:: Dataset excerpts ::
-.-.-
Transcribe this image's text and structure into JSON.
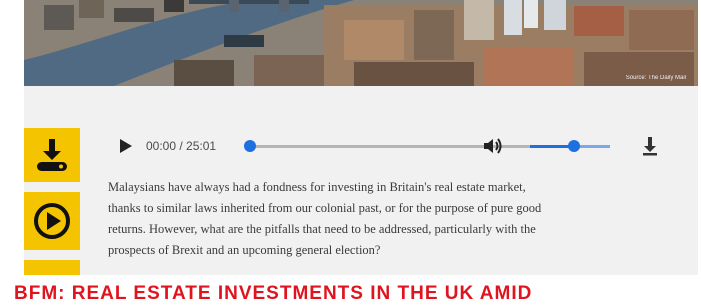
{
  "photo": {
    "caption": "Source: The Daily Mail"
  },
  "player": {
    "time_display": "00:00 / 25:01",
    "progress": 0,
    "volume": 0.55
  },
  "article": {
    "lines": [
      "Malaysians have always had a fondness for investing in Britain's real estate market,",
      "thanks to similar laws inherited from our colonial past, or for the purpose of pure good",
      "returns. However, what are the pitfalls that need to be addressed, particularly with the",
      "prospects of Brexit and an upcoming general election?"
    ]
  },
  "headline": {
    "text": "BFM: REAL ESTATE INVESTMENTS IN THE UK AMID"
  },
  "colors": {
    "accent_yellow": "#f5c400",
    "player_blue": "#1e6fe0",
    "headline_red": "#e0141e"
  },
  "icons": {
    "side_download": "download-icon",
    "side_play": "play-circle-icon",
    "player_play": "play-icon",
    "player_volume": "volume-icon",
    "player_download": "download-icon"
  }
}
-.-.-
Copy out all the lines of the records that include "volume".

    "volume": 0.55
    "player_volume": "volume-icon",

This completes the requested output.